Once you’ve identified an education and training program, the following steps will help you become a phlebotomist:
- Complete a high school diploma or equivalent.
- Enroll in and complete a phlebotomy education and training program.
- Obtain any required state or employer certifications or licenses.
- Gain hands-on experience in blood collecting procedures through internships, externships, or on-the-job training.
- Maintain certification through continuing education and recertification requirements.
Tips for Finding Employment
Once you’ve completed your education and obtained certification and any required licenses, the following tips can help you find employment in the field:
- Research job opportunities in your area, including hospitals, diagnostic laboratories, blood donation centers, and physicians’ offices.
- Attend job fairs and networking events to connect with potential employers.
- Consider completing additional certifications or education in related fields to increase your job opportunities.
- Volunteer or shadow a phlebotomist to gain additional experience and make connections in the field.
In summary, becoming a phlebotomist requires completing education and training, obtaining certification and any required licenses, gaining hands-on experience, and finding employment. Researching education and training options, understanding certification and licensing requirements, and utilizing job search strategies can help you become a successful phlebotomist.
Phlebotomy is an essential and growing field in the healthcare industry, with a positive job outlook and opportunities for career growth and advancement. Becoming a successful phlebotomist requires a combination of technical skills, interpersonal qualities, and proper education and training.
This comprehensive guide has provided valuable insights into how to become a phlebotomist, including the required education and training, necessary skills and qualities, potential earnings, and career opportunities. By following the steps outlined in this guide, anyone interested in pursuing a career in phlebotomy can obtain the necessary education and training.
Here are five frequently asked questions about phlebotomy careers:

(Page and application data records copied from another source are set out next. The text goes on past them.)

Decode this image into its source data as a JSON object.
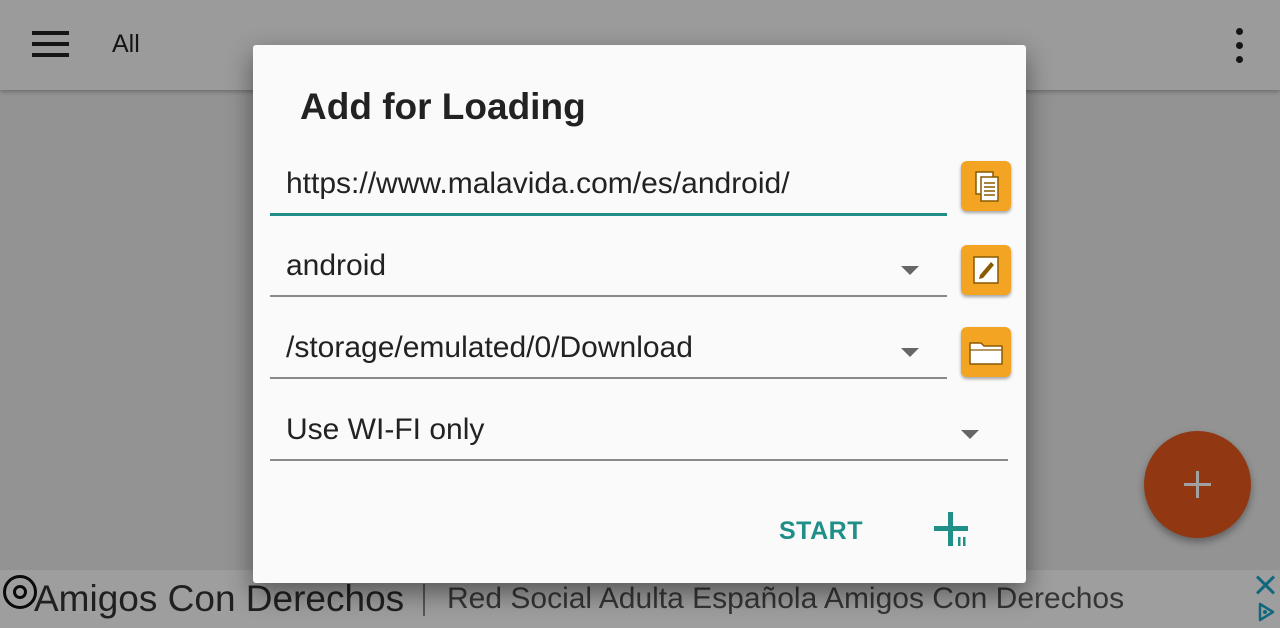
{
  "appbar": {
    "title": "All"
  },
  "ad": {
    "title": "Amigos Con Derechos",
    "description": "Red Social Adulta Española Amigos Con Derechos"
  },
  "dialog": {
    "title": "Add for Loading",
    "url_value": "https://www.malavida.com/es/android/",
    "category_value": "android",
    "folder_value": "/storage/emulated/0/Download",
    "network_value": "Use WI-FI only",
    "start_label": "START"
  },
  "colors": {
    "accent": "#1f8f87",
    "icon_button": "#f4a423",
    "fab": "#e65a1f",
    "ad_close": "#1ea3c5"
  },
  "icons": {
    "menu": "menu-icon",
    "overflow": "more-vert-icon",
    "fab": "plus-icon",
    "paste": "paste-icon",
    "edit": "pencil-icon",
    "folder": "folder-icon",
    "add_queue": "add-to-queue-icon",
    "ad_close": "close-icon",
    "ad_choices": "ad-choices-icon"
  }
}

- What are the working hours for a phlebotomist?
- Phlebotomists typically work full-time and may be required to work evenings, weekends, or holidays, depending on the employer.
- What is the demand for phlebotomists in different healthcare settings?
- Phlebotomists are in demand in a variety of healthcare settings, including hospitals, diagnostic laboratories, outpatient care centers, blood donation centers, and physicians’ offices..
- What are the potential risks associated with phlebotomy?
- The potential risks associated with phlebotomy include exposure to bloodborne pathogens, such as HIV or hepatitis B or C, as well as the risk of injury from needles or other medical equipment. Proper training, safety protocols, and infection control measures can help minimize these risks.
- What’s the difference between a phlebotomist and a phlebotomy technician?
- The terms “phlebotomist” and “phlebotomy technician” are often used interchangeably and can refer to the same occupation. Both positions involve collecting blood specimens from patients for laboratory testing or medical procedures.However, some employers or states may make a distinction between the two titles based on the level of education, training, or job responsibilities. In some cases, a phlebotomy technician may be considered an entry-level position that requires less training or experience than a phlebotomist. Alternatively, a phlebotomist may be considered a more advanced position that requires additional education, training, or certification.Ultimately, the differences between phlebotomists and phlebotomy technicians may vary by employer or state, and the job duties and responsibilities may be very similar or identical.
- What are some potential career paths for phlebotomists?
- Phlebotomists can advance into supervisory or administrative roles, or pursue additional certifications or education in related fields such as medical assisting or nursing.